One of the things that make experienced riders fit, is their heels. You can flex your heels by standing with them off the edge a surface, like stairs. Find a suitable surface in your home and practice dropping your body weight down on your heels. Do this exercise for just a few minutes a day to help remind your heels how to drop down when in the stirrups. Over the holidays, most of us skip the gym to spend more time with family and friends. To get riding fit, you’ll probably want to dust off that membership card. Focus on strength-training exercises, work out your core and add planking, leg squats, and exercises that target your shoulders into your routine.
Cardio is important for equestrians, because it helps increase endurance while riding. There are many ways to do cardio. You can hop on the treadmill or go running or swimming. As long as you’re raising your heart rate, then you’re on the right track. Incorporate cardio workouts at least two or three times a week. Another important aspect of being riding fit is balance. Incorporate some balance exercises regularly into your exercise routine. There are many balance-enhancing exercises, including using a wobble board, standing on one foot, walking from heel to toe, and more.
There are many people out there who think that horse owners do not have to mow their pastures. Horses eat grass, so horse pastures take care of themselves, right? Actually, this is a common misconception. Any good horse owner will tell you that mowing your pasture is an important part of your routine maintenance. Here are just a few of the benefits of mowing your pastures.
Here’s Why You Should Mow Your Horse Pasture
Benefit number one: weed management. Horses love to eat grass, but they will always avoid weeds. When weeds go uneaten and the grass around them is consumed by your horses, they are allowed to grow more freely. If you do not mow your horse pastures, the weeds will grow so big that they start to choke out the grass. Pastures not maintained can easily become more weeds than grass. Mowing weeds helps to keep them from going to seed, while reducing their height and giving the grass around them a fighting chance.

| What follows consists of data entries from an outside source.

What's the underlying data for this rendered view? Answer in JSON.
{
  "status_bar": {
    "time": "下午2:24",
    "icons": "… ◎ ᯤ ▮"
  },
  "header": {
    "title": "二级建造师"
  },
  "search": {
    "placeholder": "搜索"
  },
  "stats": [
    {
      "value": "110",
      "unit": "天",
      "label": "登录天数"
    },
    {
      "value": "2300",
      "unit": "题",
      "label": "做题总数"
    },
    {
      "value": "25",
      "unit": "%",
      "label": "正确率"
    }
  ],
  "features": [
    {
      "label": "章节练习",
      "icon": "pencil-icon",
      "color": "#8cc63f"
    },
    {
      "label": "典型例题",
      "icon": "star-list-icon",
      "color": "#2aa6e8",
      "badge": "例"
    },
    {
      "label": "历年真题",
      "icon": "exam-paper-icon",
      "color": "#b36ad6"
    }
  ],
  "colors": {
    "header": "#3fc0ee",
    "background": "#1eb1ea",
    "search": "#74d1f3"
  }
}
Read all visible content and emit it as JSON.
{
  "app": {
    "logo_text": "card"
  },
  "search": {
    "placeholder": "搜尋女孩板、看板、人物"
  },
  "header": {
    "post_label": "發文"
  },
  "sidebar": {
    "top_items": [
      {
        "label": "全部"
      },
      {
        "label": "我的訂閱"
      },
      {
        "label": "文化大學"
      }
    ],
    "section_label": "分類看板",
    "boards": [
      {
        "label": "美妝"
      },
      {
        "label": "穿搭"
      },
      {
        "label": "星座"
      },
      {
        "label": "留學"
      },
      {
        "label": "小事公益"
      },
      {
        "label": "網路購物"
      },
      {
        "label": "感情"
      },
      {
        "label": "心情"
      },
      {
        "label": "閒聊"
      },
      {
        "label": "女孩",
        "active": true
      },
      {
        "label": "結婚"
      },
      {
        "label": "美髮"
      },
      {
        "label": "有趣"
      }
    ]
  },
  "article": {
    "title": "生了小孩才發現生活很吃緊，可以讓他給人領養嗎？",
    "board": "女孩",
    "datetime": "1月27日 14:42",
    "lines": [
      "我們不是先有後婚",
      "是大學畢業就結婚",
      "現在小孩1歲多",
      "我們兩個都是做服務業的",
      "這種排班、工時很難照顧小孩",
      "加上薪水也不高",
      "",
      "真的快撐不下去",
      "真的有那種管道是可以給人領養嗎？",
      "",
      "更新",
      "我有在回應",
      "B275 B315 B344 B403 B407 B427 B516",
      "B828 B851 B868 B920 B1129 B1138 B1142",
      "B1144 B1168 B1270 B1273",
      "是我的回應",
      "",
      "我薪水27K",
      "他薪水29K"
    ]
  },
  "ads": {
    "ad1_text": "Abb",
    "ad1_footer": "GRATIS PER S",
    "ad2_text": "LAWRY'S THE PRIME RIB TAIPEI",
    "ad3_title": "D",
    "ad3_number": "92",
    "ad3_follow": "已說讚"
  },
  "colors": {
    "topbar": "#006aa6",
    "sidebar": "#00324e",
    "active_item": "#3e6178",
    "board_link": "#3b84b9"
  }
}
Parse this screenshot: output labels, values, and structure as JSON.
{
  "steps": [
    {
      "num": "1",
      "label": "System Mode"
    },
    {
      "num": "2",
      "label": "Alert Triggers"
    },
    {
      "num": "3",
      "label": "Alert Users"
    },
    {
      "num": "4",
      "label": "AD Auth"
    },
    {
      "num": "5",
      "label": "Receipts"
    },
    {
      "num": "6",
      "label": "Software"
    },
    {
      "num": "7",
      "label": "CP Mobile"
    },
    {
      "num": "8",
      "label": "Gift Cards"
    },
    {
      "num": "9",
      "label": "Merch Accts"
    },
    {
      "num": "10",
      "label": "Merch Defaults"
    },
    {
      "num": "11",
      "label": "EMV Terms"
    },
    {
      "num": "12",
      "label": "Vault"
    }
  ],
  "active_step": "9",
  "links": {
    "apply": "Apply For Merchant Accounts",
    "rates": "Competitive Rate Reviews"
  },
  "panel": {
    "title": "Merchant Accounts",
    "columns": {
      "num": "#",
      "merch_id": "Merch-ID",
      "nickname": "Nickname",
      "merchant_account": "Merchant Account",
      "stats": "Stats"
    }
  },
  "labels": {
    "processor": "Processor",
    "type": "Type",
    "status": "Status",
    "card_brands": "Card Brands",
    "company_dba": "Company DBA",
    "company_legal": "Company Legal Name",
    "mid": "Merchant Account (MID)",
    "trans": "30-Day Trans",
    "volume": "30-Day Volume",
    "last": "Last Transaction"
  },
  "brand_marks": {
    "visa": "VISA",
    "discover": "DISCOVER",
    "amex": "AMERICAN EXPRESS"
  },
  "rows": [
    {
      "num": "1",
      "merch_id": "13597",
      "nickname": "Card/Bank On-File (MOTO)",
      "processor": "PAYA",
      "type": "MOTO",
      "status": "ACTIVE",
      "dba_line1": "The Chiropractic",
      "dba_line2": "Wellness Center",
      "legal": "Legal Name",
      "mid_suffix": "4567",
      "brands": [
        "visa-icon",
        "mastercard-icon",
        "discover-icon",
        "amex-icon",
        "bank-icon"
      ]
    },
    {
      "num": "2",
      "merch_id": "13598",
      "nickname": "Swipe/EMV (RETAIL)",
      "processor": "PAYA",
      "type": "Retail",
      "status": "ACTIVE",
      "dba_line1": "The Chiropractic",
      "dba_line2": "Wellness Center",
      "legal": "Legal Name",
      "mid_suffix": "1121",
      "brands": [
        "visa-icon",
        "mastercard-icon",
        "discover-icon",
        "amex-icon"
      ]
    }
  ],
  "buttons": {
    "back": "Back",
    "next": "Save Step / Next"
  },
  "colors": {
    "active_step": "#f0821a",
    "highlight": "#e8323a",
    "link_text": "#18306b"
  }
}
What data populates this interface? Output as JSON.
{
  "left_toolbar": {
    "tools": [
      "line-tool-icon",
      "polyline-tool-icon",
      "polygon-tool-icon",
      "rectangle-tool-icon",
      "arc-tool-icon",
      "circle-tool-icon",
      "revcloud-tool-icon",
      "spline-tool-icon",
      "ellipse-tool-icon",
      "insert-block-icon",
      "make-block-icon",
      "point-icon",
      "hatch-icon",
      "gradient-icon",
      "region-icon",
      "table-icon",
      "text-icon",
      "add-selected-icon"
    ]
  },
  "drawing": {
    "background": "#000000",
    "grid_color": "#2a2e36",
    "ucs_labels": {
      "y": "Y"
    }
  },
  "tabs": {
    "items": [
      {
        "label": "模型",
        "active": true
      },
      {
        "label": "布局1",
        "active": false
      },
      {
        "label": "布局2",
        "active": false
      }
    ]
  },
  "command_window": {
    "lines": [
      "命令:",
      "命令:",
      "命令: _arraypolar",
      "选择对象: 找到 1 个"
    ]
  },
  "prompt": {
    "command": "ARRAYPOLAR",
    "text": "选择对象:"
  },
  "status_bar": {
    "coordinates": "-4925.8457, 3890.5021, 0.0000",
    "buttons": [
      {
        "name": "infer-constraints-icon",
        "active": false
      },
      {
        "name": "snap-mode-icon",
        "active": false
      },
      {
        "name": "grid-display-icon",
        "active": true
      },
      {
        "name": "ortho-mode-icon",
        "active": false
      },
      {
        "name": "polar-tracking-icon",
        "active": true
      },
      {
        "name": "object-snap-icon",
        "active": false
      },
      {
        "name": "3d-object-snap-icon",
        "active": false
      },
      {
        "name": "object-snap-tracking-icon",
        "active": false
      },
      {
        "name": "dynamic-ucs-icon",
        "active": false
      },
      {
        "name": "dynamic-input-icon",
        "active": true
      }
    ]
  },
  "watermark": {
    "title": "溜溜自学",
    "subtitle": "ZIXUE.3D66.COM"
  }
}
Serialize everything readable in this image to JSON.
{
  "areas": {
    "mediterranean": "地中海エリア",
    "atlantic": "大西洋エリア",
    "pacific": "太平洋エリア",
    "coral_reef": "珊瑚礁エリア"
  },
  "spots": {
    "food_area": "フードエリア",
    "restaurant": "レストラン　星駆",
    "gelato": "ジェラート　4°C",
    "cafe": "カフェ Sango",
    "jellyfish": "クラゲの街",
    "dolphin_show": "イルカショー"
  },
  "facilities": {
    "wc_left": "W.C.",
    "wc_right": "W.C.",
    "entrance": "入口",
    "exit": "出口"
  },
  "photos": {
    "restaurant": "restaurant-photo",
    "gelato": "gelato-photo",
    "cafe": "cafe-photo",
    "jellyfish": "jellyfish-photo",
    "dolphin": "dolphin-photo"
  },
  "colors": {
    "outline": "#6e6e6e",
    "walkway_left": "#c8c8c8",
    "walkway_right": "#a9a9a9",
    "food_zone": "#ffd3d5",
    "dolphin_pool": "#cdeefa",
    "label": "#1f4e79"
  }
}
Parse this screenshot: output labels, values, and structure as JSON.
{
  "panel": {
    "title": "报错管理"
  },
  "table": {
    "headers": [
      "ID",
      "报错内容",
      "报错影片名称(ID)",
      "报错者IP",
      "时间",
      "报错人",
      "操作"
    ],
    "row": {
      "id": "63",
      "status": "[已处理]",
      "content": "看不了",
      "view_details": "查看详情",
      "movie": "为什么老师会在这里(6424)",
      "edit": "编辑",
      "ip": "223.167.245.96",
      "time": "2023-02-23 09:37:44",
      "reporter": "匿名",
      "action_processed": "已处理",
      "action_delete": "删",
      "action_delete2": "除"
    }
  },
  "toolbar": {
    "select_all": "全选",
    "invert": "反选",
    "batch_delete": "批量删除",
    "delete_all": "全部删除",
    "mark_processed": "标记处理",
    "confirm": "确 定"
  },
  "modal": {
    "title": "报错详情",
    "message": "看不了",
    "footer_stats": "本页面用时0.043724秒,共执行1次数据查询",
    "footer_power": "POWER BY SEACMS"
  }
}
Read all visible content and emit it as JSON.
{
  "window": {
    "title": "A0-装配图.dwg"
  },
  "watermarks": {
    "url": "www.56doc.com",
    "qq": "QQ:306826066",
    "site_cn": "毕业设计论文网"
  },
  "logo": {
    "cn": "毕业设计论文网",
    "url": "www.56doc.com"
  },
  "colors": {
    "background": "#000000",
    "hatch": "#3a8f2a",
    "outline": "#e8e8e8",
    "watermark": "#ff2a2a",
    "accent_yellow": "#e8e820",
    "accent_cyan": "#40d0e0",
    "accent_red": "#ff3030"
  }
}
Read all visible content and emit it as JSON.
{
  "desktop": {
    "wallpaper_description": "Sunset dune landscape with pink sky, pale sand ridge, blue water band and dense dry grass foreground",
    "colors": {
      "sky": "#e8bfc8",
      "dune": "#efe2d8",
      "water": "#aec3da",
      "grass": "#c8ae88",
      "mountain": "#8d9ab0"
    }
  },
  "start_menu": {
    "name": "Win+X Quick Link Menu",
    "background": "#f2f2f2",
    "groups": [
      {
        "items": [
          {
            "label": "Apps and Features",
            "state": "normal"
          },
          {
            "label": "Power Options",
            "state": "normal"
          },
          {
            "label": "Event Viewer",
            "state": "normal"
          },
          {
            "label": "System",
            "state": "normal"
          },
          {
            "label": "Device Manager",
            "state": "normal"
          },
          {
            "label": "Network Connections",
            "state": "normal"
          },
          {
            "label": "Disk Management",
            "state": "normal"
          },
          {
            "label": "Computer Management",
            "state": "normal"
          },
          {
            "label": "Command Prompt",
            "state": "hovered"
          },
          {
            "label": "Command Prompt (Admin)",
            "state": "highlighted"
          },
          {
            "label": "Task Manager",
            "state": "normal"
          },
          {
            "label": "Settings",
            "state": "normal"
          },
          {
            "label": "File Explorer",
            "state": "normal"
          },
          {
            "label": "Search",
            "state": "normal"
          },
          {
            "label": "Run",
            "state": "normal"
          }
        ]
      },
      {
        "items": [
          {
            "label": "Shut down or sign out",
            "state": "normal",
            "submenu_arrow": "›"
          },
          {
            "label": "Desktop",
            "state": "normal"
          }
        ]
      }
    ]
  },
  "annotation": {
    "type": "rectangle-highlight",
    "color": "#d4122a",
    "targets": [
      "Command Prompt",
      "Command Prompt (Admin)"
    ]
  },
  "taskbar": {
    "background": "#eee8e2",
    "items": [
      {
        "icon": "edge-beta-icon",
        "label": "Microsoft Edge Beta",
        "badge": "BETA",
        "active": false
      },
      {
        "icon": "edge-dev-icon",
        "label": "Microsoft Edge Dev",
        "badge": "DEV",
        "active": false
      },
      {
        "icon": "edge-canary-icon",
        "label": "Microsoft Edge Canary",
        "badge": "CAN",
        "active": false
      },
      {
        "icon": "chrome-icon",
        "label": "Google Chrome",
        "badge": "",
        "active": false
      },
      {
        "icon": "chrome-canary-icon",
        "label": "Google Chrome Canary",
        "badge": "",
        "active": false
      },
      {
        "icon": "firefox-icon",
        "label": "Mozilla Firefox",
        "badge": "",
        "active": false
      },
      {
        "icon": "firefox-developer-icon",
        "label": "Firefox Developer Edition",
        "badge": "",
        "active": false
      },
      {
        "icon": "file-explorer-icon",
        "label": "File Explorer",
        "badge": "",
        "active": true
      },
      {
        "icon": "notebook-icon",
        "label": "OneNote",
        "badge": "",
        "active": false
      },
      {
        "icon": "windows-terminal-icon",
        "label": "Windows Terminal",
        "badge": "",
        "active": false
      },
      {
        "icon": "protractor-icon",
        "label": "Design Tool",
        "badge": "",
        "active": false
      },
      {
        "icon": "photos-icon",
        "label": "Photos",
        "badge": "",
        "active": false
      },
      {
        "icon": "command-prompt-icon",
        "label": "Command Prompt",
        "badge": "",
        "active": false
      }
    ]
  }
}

Another great benefit to mowing your pasture is to regulate horse grazing patterns. Taller grass isn’t as sweet as shorter grass. Poor pasture maintenance will lead to your horses overgrazing their preferred areas of short grass, leaving only the tall grass in patches. Fortunately, you can break your horses’ grazing patterns simply by mowing. Mowing the taller grass makes it more palatable and appealing to your horses, encouraging them to graze these previously untouched areas. Are you looking for horse properties for sale in Colorado that include pastures? Contact Colorado Horse Property today and talk to one of our horse-person realtors.
Did you know that just like us there are first aid kits for horses? A well-stocked first aid kit in your tack room is important. Horse owners should always be prepared for equine injuries and illnesses. While the standard essentials like gauze pads and a thermometer are always helpful, in some situations more unusual items may be the key to helping your horse. First aid kits for horses should be updated periodically. When updating for kit, consider adding these less common items. They could just save your horse’s life.
Unusual Things for Your First Aid Kit
Consider adding the inner tube from a bicycle wheel to your first aid kit. I know that sounds weird, but hear me out. You can cut a bicycle inner tube in half and use it as a tourniquet to help prevent blood loss from a leg injury. This stretchy material can make a great seal to a wound. Flashlights are essential in any first aid kit, but the winter cold will drain their batteries, and holding a flashlight while you’re treating your horse isn’t practical. Glow sticks offer an advantage because they don’t rely on battery power and can be placed anywhere.
Another item that you should always have in your first aid kit is duct tape. It might seem peculiar at first, but there are so many ways duct tape can help in an emergency. Not only is it great for temporary fixes with tack, it can also be used as a temporary bandage. If your looking for more horse safety tips, call us today. Colorado Horse Property is the leading horse property listing site in the entire state.